The first serving bishop to be suspended in modern times has been reinstated after 20 months as the Archbishop of Canterbury offered an apology for his “ordeal”.
The Telegraph can reveal that Christopher Lowson, who was the Bishop of Lincoln from 2011 until his suspension in May 2019, will now begin the process of resuming his former role.
Not only has he had his suspension lifted, but his Permission to Officiate (PTO), which acts as a licence to minister, has also been reinstated.
Bishop Lowson was suspended from office in an unprecedented move following allegations that he “failed to respond appropriately to safeguarding disclosures” regarding children and vulnerable people.
His suspension marked the first time that such sanctions had been imposed on a bishop since Elizabethan times.
Bishop Lowson is understood to be “relieved that the CDM process is over and fully respects its outcome.” He has accepted a penalty for misconduct in relation to the management of one safeguarding issue and issued an apology.
However, he also criticised the church over “the length of the process [which] has not benefited anyone”.
Details of his PTO being reinstated, and his suspension being lifted come just days after the former Archbishop of Canterbury, Lord Carey, spoke out over church disciplinary measures.
Lord Carey criticised the Church of England’s “brutal” treatment of him over allegations that he covered up abuse, saying that both survivors and clergy face a “culture of fear” after he had his PTO reinstated following a seven month hiatus.
The current Archbishop of Canterbury, the Most Rev Justin Welby, who sanctioned Bishop Lowson’s suspension in 2019, last night apologised to Bishop Lowson for having to “endure such an ordeal over the last 20 months”.
He said: “I have expressed my regret to Christopher and am very grateful to him for the gracious way he has responded.

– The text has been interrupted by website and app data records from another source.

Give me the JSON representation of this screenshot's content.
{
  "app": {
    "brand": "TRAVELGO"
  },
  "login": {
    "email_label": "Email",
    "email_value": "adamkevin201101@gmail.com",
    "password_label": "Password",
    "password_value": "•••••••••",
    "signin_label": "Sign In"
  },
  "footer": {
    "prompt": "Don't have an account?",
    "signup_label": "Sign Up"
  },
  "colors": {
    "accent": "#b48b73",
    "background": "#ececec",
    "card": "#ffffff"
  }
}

“I want to make it clear that I am fully supportive of Christopher returning to ministry as the Bishop of Lincoln.